Material provided below:

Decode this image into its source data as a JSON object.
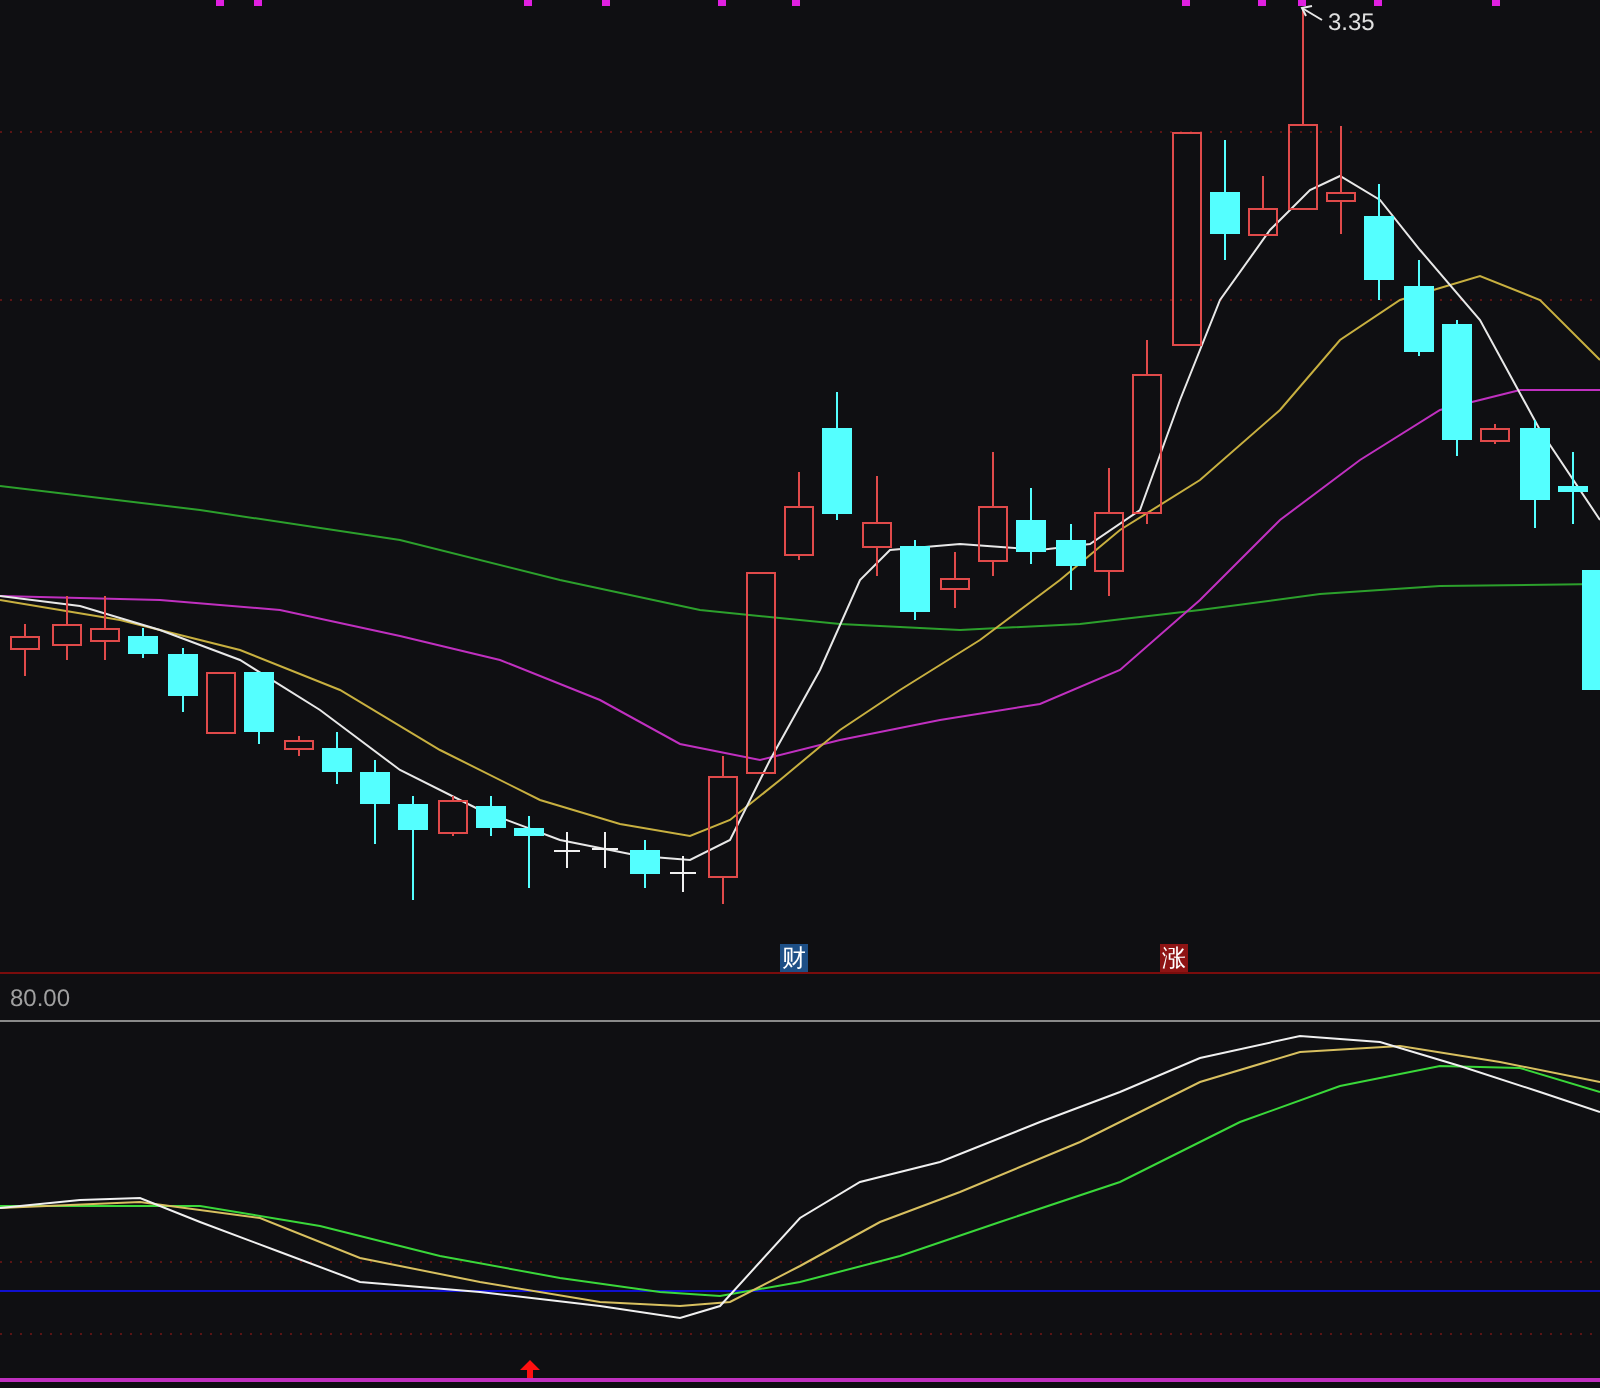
{
  "price_chart": {
    "high_label": "3.35",
    "markers": [
      {
        "text": "财",
        "color": "#1d4f86"
      },
      {
        "text": "涨",
        "color": "#8e1414"
      }
    ]
  },
  "indicator": {
    "reference_value": "80.00"
  }
}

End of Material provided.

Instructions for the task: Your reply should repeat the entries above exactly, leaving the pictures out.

Response to this exercise:
Decode this image into its source data as a JSON object.
{
  "price_chart": {
    "high_label": "3.35",
    "markers": [
      {
        "text": "财",
        "color": "#1d4f86"
      },
      {
        "text": "涨",
        "color": "#8e1414"
      }
    ]
  },
  "indicator": {
    "reference_value": "80.00"
  }
}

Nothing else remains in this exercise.